• _Activity_
Please state how many lines of the records below contain the word "activewear". Give the number and nothing else.

(Beginning of Extracted material)

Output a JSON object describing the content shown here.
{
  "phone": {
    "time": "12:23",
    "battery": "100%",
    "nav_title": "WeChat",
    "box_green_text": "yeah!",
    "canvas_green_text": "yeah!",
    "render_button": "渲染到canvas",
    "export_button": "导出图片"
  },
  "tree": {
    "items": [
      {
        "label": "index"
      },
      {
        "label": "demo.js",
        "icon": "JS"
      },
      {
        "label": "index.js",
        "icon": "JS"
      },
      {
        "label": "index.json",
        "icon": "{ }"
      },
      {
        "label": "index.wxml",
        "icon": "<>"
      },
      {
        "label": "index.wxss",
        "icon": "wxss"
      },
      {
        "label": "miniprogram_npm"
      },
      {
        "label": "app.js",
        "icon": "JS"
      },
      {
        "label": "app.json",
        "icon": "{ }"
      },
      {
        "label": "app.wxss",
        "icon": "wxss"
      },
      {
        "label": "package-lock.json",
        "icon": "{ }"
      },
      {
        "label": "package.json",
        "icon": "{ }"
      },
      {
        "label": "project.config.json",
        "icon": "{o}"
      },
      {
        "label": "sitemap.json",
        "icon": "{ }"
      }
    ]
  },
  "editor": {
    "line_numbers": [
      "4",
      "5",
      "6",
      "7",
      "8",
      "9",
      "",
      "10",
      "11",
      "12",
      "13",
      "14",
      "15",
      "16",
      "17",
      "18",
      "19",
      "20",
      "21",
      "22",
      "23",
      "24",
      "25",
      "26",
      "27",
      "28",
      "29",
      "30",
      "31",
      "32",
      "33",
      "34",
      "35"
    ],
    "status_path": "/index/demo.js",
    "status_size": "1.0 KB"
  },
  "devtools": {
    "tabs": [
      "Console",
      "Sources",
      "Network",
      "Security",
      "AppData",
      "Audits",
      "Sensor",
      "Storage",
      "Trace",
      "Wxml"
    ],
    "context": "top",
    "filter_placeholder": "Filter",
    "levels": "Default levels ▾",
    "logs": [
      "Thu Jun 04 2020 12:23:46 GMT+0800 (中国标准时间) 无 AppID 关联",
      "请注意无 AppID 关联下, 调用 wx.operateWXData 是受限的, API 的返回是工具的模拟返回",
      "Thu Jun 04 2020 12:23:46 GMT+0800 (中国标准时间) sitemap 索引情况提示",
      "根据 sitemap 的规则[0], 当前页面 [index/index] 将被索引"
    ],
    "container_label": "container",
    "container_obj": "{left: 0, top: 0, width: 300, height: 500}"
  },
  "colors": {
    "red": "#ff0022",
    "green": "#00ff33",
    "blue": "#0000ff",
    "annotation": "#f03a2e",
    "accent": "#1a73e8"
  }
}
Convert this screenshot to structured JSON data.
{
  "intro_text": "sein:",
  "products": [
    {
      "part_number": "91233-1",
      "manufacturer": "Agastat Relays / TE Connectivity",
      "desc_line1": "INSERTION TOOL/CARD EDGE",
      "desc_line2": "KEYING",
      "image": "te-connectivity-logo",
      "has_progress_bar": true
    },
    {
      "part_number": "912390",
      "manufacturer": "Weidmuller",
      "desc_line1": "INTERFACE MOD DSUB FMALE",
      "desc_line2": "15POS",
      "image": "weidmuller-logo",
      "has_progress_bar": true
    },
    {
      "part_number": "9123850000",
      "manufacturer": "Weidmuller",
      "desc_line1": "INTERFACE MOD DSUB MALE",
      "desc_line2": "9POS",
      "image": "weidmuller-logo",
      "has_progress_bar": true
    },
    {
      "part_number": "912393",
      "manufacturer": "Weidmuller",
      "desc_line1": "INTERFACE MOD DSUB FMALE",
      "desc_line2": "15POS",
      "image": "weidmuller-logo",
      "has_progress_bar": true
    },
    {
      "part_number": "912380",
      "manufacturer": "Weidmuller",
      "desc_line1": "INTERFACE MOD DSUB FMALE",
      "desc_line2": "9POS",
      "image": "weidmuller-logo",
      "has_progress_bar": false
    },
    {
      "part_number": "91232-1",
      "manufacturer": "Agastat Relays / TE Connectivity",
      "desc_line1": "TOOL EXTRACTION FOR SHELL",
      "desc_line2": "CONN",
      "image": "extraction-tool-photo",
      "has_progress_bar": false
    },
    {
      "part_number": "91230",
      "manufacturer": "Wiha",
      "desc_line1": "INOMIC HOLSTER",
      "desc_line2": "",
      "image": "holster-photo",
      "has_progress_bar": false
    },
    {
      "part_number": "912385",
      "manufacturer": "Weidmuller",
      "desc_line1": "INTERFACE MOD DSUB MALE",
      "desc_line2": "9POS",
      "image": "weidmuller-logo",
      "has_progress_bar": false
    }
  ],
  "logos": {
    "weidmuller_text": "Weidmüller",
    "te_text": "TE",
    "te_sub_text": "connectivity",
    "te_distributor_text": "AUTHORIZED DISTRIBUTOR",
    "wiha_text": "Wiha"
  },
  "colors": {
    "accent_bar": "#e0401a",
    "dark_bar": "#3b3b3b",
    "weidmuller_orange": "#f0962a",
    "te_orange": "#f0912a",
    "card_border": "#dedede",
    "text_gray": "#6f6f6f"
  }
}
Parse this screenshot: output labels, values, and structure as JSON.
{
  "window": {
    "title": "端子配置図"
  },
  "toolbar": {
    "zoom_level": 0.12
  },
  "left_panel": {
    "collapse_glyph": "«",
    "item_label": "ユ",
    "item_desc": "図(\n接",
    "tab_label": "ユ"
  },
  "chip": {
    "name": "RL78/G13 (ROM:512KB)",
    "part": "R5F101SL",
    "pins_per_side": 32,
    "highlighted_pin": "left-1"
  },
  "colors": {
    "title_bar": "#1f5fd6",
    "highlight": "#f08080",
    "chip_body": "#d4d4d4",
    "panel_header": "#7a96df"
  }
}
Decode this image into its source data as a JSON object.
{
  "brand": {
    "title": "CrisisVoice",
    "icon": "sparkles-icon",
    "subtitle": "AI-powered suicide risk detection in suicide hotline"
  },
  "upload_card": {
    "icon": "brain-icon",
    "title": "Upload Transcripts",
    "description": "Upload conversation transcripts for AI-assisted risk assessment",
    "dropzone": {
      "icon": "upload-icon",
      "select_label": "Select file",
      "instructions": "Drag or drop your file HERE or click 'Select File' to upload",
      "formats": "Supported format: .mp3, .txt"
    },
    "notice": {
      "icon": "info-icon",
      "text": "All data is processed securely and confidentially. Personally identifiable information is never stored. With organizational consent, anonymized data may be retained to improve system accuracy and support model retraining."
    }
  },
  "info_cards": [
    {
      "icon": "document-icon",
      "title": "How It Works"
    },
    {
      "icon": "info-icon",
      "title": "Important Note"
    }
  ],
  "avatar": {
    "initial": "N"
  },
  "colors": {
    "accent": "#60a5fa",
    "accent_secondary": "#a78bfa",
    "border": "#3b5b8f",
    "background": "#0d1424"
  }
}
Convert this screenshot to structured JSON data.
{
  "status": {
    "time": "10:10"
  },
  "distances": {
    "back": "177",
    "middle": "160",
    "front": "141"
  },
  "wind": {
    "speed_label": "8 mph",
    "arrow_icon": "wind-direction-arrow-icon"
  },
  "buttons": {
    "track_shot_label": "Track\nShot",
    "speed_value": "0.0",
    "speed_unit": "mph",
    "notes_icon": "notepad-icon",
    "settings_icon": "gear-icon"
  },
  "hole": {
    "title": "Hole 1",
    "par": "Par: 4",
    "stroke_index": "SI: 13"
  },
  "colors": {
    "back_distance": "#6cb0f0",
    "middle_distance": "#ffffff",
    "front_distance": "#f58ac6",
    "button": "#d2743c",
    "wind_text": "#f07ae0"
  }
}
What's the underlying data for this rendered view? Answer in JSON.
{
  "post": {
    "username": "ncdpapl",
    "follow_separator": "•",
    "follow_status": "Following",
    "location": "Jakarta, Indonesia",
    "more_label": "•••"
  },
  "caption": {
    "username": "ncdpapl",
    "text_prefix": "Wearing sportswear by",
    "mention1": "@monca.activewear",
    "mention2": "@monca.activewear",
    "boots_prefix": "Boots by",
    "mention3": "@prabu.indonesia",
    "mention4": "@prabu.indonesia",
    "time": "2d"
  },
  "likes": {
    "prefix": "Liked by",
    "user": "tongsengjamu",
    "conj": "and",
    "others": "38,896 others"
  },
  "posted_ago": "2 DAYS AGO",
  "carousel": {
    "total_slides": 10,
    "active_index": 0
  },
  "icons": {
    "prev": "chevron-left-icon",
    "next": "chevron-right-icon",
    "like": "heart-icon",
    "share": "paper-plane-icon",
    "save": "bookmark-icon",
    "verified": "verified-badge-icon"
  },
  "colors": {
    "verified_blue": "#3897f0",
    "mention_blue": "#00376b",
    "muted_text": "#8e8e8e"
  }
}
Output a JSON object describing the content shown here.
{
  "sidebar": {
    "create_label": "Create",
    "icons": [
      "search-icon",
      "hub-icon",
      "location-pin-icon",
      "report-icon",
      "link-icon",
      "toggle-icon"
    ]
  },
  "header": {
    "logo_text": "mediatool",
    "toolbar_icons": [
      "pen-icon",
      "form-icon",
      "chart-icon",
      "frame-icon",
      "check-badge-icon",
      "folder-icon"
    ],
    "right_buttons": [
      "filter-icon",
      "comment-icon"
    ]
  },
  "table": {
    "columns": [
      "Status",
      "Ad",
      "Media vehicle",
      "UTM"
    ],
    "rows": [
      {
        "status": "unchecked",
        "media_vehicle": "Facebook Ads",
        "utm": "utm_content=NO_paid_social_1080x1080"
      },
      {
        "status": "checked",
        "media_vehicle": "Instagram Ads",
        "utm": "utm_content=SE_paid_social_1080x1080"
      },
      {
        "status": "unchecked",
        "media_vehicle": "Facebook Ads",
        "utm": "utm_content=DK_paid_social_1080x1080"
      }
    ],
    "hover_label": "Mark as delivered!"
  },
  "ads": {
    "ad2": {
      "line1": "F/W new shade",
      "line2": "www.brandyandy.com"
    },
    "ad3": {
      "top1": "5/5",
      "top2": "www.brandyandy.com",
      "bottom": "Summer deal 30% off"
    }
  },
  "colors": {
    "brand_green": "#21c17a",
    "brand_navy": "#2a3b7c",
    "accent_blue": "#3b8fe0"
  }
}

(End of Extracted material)

• _Response to the task_
2